[Records for the exercise Boundary: Start]

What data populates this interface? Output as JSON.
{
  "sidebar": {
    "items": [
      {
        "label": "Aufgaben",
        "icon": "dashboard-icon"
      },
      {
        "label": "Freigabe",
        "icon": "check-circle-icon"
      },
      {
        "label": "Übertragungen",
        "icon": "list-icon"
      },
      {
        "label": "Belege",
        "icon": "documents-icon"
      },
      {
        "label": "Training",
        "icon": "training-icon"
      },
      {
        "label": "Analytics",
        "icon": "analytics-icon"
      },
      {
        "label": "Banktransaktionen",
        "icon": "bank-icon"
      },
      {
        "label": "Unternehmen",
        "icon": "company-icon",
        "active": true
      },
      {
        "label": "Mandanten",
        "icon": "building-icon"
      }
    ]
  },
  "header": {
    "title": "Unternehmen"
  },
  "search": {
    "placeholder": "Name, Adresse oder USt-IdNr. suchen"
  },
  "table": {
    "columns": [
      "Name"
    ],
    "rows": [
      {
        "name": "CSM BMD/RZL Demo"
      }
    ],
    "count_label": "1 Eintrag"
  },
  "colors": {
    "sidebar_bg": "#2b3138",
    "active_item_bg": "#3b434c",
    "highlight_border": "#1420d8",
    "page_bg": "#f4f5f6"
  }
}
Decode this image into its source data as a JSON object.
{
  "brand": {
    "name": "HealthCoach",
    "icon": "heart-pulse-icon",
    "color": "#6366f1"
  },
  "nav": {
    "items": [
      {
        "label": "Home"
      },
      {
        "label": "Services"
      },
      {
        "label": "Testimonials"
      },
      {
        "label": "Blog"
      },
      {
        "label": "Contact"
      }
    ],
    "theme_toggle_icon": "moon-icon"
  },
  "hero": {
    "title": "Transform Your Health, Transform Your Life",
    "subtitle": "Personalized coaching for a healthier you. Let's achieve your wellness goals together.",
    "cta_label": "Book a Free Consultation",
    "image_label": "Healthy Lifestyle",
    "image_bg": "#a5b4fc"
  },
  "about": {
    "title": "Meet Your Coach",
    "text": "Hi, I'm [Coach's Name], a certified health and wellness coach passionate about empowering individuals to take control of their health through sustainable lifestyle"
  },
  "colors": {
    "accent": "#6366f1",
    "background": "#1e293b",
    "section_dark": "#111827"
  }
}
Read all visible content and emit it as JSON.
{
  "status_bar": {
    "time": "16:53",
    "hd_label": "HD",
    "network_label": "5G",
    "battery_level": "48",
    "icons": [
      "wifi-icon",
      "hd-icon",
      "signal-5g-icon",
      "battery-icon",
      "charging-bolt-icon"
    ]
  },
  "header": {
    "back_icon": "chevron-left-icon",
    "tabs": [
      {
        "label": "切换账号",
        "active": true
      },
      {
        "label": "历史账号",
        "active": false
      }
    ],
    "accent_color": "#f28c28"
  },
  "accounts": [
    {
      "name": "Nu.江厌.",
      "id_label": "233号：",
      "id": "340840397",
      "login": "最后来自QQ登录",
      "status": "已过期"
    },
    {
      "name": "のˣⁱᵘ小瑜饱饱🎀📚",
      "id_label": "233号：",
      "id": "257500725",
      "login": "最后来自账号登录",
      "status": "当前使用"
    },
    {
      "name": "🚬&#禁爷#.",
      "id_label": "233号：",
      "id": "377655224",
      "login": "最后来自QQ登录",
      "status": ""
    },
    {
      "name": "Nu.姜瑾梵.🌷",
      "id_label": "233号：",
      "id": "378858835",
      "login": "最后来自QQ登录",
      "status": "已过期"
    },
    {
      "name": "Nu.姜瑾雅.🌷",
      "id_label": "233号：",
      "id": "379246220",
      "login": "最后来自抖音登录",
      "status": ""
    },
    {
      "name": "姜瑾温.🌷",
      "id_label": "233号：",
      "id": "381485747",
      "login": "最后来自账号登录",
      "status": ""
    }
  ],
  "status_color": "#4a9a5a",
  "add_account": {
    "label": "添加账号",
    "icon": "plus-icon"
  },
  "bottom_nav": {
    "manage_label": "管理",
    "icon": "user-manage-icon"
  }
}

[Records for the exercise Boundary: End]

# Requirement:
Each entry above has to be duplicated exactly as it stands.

# Response area:
What data populates this interface? Output as JSON.
{
  "sidebar": {
    "items": [
      {
        "label": "Aufgaben",
        "icon": "dashboard-icon"
      },
      {
        "label": "Freigabe",
        "icon": "check-circle-icon"
      },
      {
        "label": "Übertragungen",
        "icon": "list-icon"
      },
      {
        "label": "Belege",
        "icon": "documents-icon"
      },
      {
        "label": "Training",
        "icon": "training-icon"
      },
      {
        "label": "Analytics",
        "icon": "analytics-icon"
      },
      {
        "label": "Banktransaktionen",
        "icon": "bank-icon"
      },
      {
        "label": "Unternehmen",
        "icon": "company-icon",
        "active": true
      },
      {
        "label": "Mandanten",
        "icon": "building-icon"
      }
    ]
  },
  "header": {
    "title": "Unternehmen"
  },
  "search": {
    "placeholder": "Name, Adresse oder USt-IdNr. suchen"
  },
  "table": {
    "columns": [
      "Name"
    ],
    "rows": [
      {
        "name": "CSM BMD/RZL Demo"
      }
    ],
    "count_label": "1 Eintrag"
  },
  "colors": {
    "sidebar_bg": "#2b3138",
    "active_item_bg": "#3b434c",
    "highlight_border": "#1420d8",
    "page_bg": "#f4f5f6"
  }
}
Decode this image into its source data as a JSON object.
{
  "brand": {
    "name": "HealthCoach",
    "icon": "heart-pulse-icon",
    "color": "#6366f1"
  },
  "nav": {
    "items": [
      {
        "label": "Home"
      },
      {
        "label": "Services"
      },
      {
        "label": "Testimonials"
      },
      {
        "label": "Blog"
      },
      {
        "label": "Contact"
      }
    ],
    "theme_toggle_icon": "moon-icon"
  },
  "hero": {
    "title": "Transform Your Health, Transform Your Life",
    "subtitle": "Personalized coaching for a healthier you. Let's achieve your wellness goals together.",
    "cta_label": "Book a Free Consultation",
    "image_label": "Healthy Lifestyle",
    "image_bg": "#a5b4fc"
  },
  "about": {
    "title": "Meet Your Coach",
    "text": "Hi, I'm [Coach's Name], a certified health and wellness coach passionate about empowering individuals to take control of their health through sustainable lifestyle"
  },
  "colors": {
    "accent": "#6366f1",
    "background": "#1e293b",
    "section_dark": "#111827"
  }
}
Read all visible content and emit it as JSON.
{
  "status_bar": {
    "time": "16:53",
    "hd_label": "HD",
    "network_label": "5G",
    "battery_level": "48",
    "icons": [
      "wifi-icon",
      "hd-icon",
      "signal-5g-icon",
      "battery-icon",
      "charging-bolt-icon"
    ]
  },
  "header": {
    "back_icon": "chevron-left-icon",
    "tabs": [
      {
        "label": "切换账号",
        "active": true
      },
      {
        "label": "历史账号",
        "active": false
      }
    ],
    "accent_color": "#f28c28"
  },
  "accounts": [
    {
      "name": "Nu.江厌.",
      "id_label": "233号：",
      "id": "340840397",
      "login": "最后来自QQ登录",
      "status": "已过期"
    },
    {
      "name": "のˣⁱᵘ小瑜饱饱🎀📚",
      "id_label": "233号：",
      "id": "257500725",
      "login": "最后来自账号登录",
      "status": "当前使用"
    },
    {
      "name": "🚬&#禁爷#.",
      "id_label": "233号：",
      "id": "377655224",
      "login": "最后来自QQ登录",
      "status": ""
    },
    {
      "name": "Nu.姜瑾梵.🌷",
      "id_label": "233号：",
      "id": "378858835",
      "login": "最后来自QQ登录",
      "status": "已过期"
    },
    {
      "name": "Nu.姜瑾雅.🌷",
      "id_label": "233号：",
      "id": "379246220",
      "login": "最后来自抖音登录",
      "status": ""
    },
    {
      "name": "姜瑾温.🌷",
      "id_label": "233号：",
      "id": "381485747",
      "login": "最后来自账号登录",
      "status": ""
    }
  ],
  "status_color": "#4a9a5a",
  "add_account": {
    "label": "添加账号",
    "icon": "plus-icon"
  },
  "bottom_nav": {
    "manage_label": "管理",
    "icon": "user-manage-icon"
  }
}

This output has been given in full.